▸ **What to work on**
Repeat everything in the data exactly except images.

▸ **The data**
------------------------------------

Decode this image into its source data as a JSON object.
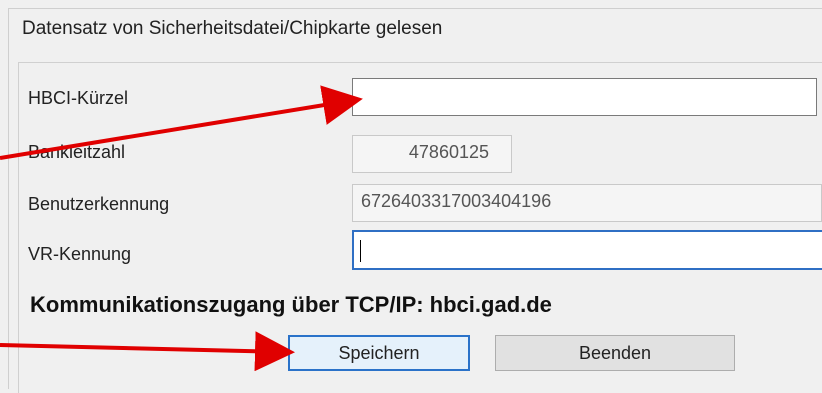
{
  "dialog": {
    "title": "Datensatz von Sicherheitsdatei/Chipkarte gelesen"
  },
  "fields": {
    "hbci_label": "HBCI-Kürzel",
    "hbci_value": "",
    "blz_label": "Bankleitzahl",
    "blz_value": "47860125",
    "user_label": "Benutzerkennung",
    "user_value": "6726403317003404196",
    "vr_label": "VR-Kennung",
    "vr_value": ""
  },
  "info": {
    "text": "Kommunikationszugang über TCP/IP: hbci.gad.de"
  },
  "buttons": {
    "save": "Speichern",
    "quit": "Beenden"
  },
  "colors": {
    "arrow": "#e00000",
    "focus": "#2a72c9"
  }
}
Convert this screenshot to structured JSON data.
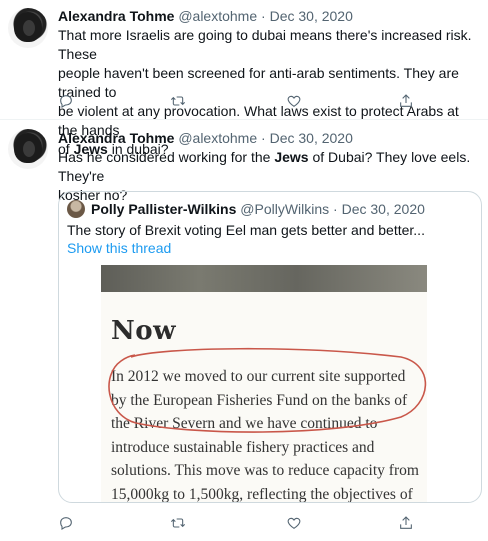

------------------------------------

▸ **Output**
Decode this image into its source data as a JSON object.
{
  "dialog": {
    "title": "Datensatz von Sicherheitsdatei/Chipkarte gelesen"
  },
  "fields": {
    "hbci_label": "HBCI-Kürzel",
    "hbci_value": "",
    "blz_label": "Bankleitzahl",
    "blz_value": "47860125",
    "user_label": "Benutzerkennung",
    "user_value": "6726403317003404196",
    "vr_label": "VR-Kennung",
    "vr_value": ""
  },
  "info": {
    "text": "Kommunikationszugang über TCP/IP: hbci.gad.de"
  },
  "buttons": {
    "save": "Speichern",
    "quit": "Beenden"
  },
  "colors": {
    "arrow": "#e00000",
    "focus": "#2a72c9"
  }
}
Convert this screenshot to structured JSON data.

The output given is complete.